On her art in this book, I’ll be blunt: you can tell she went to school at the Savannah College of Art and Design. I’ve noticed that there’s a particular kind of quality to the art that you can spot in the grad students of SCAD if you’re looking for it. You can see it in this book, in Check, Please!, in Distillum, and in a few other books. It’s the big, emotional eyes with the bold line quality, and the dang-near perfect use of blacks to delineate background details that make the foreground pop easily.

I’m not saying that the art quality of SCAD students of this grade are bad. What I AM saying is that it’s almost a house-style, and you can spot it if you know what to look for. I’m still sorting out my opinions on this house-style effect and whether it’s good or bad.

Anyway, let’s talk about the story. What’s it about?

Bartez follows Jimmy Barton, a guy who works in IT. He is, to be honest, kind of a quitter. He tries his hand at a lot of different hobbies and quits as soon as those hobbies get difficult. This is a habit he’s had since high school, and surprise-surprise, the 10-year anniversary of his graduating class is coming up.

Of course, he’s trying to hype himself up by making a website celebrating all his accomplishments in high school. Because he’s not just a quitter – he’s a massive dork.

To be honest, I sometimes had difficulty relating to Jimmy as a character. However, that’s because my personality is very different from his. Which reminds me to make this very important point that a lot of people forget about when reading fiction, and analyzing fiction for reviews:

The characters don’t have to be likable for you to empathize with them. It doesn’t matter that you can’t stand the character. What matters is if the writer can write a compelling character despite that character’s lack of similarity to yourself, the reader.

To that end, Ryan writes Jimmy VERY well. Yes, Jimmy and I are not alike, but his struggles are written in such a way that I could still empathize with this guy… even if, on a logical level, I couldn’t stand him.

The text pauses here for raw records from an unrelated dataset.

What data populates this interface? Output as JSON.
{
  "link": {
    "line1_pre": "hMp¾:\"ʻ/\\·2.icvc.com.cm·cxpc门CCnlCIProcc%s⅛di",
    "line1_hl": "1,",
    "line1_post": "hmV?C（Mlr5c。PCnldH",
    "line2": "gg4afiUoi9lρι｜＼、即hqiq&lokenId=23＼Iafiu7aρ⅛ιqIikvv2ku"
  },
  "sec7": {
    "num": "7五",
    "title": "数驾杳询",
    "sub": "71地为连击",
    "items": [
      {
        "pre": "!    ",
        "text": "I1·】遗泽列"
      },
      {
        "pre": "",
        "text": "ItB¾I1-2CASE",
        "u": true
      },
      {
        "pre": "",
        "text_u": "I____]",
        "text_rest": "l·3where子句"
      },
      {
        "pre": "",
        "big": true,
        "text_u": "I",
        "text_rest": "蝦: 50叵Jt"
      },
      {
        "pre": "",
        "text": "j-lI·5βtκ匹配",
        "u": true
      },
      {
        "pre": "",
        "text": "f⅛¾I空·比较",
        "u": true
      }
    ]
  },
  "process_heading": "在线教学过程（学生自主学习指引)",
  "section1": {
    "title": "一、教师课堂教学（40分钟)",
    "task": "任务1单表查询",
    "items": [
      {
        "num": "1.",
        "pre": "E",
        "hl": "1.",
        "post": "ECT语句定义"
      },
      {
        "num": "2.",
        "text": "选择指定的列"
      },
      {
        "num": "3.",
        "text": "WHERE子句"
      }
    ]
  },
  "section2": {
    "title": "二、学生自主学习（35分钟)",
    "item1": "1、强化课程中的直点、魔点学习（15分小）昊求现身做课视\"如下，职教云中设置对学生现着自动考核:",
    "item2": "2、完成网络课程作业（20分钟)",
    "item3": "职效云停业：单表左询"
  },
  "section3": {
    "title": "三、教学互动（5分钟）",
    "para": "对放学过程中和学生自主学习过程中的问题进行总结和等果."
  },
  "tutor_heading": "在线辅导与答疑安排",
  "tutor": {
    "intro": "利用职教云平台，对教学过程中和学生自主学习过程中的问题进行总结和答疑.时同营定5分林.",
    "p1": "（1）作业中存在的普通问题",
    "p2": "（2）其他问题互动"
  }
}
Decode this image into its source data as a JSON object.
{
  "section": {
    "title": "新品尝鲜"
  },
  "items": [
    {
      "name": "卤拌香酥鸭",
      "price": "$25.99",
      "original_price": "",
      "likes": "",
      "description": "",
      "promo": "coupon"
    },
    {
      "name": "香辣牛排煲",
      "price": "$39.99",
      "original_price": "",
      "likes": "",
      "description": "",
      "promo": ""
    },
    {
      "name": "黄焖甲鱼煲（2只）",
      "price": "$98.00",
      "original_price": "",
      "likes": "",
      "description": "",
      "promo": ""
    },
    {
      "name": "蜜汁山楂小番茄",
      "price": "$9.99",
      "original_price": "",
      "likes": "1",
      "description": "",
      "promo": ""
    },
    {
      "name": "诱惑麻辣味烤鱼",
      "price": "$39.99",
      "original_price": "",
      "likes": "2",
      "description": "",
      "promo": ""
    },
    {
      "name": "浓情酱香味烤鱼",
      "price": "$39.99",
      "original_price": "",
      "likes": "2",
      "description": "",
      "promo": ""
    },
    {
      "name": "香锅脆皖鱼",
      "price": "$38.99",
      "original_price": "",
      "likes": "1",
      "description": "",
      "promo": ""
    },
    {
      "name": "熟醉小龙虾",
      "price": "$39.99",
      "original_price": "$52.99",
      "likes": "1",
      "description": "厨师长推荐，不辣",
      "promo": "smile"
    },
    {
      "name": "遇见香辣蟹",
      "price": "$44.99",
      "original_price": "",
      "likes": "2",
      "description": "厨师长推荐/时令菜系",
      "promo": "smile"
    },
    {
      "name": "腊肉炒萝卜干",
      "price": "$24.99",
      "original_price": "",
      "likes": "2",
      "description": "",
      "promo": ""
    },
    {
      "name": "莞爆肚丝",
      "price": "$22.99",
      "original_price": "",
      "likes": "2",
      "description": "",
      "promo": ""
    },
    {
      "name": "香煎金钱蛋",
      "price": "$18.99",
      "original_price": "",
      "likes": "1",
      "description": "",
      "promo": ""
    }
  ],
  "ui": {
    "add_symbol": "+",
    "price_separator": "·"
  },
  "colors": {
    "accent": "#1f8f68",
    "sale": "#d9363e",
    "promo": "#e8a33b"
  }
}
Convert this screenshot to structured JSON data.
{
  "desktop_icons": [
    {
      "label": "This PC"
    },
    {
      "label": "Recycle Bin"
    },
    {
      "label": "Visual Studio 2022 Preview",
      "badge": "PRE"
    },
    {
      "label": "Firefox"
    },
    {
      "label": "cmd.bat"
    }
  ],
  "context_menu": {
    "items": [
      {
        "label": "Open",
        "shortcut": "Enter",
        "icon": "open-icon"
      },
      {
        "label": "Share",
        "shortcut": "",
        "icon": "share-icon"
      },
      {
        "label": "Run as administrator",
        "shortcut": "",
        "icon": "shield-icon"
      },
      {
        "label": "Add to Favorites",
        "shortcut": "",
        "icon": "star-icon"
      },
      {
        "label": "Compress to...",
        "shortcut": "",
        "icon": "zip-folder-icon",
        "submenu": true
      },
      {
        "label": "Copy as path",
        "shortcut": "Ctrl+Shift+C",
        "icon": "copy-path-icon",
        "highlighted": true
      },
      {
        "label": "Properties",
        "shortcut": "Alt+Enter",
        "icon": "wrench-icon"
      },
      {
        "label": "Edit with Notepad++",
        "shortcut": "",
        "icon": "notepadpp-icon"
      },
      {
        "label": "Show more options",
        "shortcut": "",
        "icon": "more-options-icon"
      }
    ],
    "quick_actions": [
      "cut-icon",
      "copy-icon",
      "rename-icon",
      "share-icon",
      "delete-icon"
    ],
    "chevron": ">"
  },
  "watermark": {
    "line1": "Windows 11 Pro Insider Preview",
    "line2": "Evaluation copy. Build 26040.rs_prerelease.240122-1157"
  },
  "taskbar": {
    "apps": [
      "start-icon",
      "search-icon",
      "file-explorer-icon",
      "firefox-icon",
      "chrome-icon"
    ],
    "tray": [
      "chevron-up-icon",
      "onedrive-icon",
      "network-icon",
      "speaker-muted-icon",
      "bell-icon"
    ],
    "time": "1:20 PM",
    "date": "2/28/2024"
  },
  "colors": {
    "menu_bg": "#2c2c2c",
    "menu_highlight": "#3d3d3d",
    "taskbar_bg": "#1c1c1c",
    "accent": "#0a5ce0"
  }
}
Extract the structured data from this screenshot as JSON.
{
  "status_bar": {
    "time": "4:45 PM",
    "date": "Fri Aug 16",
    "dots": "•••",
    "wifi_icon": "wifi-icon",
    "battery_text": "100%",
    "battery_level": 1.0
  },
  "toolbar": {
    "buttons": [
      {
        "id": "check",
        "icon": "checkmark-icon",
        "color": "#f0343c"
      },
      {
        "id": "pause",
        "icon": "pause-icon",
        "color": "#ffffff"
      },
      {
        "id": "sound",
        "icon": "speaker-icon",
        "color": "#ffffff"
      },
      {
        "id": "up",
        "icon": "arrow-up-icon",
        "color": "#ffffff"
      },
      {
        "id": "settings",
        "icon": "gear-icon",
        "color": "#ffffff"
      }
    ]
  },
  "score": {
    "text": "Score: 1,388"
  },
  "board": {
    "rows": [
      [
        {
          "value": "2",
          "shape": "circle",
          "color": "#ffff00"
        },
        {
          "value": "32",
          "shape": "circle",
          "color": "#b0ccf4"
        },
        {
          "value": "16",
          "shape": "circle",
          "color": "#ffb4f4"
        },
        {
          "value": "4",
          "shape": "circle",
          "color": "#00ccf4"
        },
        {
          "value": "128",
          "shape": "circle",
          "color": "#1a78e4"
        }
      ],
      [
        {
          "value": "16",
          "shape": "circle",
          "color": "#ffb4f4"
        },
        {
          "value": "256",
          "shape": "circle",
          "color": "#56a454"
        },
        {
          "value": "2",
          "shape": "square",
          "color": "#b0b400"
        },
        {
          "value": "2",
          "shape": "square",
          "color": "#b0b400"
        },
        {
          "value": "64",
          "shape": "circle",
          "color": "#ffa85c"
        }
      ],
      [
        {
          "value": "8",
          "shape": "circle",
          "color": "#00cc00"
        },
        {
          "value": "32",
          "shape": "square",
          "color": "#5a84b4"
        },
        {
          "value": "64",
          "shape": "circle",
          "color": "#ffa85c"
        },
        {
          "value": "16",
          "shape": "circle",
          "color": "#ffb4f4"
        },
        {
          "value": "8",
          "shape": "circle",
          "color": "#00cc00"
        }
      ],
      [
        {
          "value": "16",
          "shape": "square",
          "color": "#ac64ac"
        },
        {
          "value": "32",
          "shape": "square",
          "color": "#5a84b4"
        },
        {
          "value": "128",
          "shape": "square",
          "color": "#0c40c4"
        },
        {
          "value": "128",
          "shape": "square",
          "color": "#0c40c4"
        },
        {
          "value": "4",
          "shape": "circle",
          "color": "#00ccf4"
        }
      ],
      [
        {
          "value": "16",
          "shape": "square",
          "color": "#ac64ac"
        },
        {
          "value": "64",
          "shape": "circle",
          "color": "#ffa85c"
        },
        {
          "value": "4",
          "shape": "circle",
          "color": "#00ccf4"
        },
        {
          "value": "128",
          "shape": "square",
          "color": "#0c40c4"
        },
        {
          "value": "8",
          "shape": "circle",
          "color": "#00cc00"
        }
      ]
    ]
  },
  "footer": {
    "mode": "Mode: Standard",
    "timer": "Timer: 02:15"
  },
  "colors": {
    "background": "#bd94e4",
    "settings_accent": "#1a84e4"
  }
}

It helps, too, that Gale’s art has a simplified vibe to it. When I first read the book, I wanted to compare it to Bryan Lee O’Malley. And considering the bold lines, the large and expressive eyes, and the exaggerated posing of the characters in a lot of these pages, the comparison could be apt.

The key words being “could be.”

Obviously, Scott Pilgrim vs. The World is O’Malley’s most popular and widely-known work. Scott Pilgrim also drew its reality as a video game. As in, a love interest’s ex-boyfriends were boss-fights and their defeats resulted in item drops.

Bartez re-imagines reality as, strangely enough, more like an espionage story.

This may surprise you, but the book doesn’t open with Jimmy Barton. It opens with one spy murdering another one. And you find out later through some exposition that the spy who died was one of Jimmy’s high school friends.

A high school friend who took his crush, but still a friend.

And believe it or not, the spies tie back to Jimmy Barton’s high school. But that’s getting into spoiler territory.

In short, you should read this book. Now, I only have volume 1, but this is part of a 3-volume series. You can find out more about it (and purchase the books) at projectbartez.com.

Give the book a try! I know I’ll be getting volume 2 soon.

Thank you for reading!

You. Are. Awesome.

Review Day Tuesday: Stoner Knight 2

My buddy Suzie (editor of The Magnolia Press) sent me a care package full of indie comics recently. One of those comics was Stoner Knight 2. And…well, I HAD to bring back the Review Day Tuesday video series for this book.

It’s WILD, man.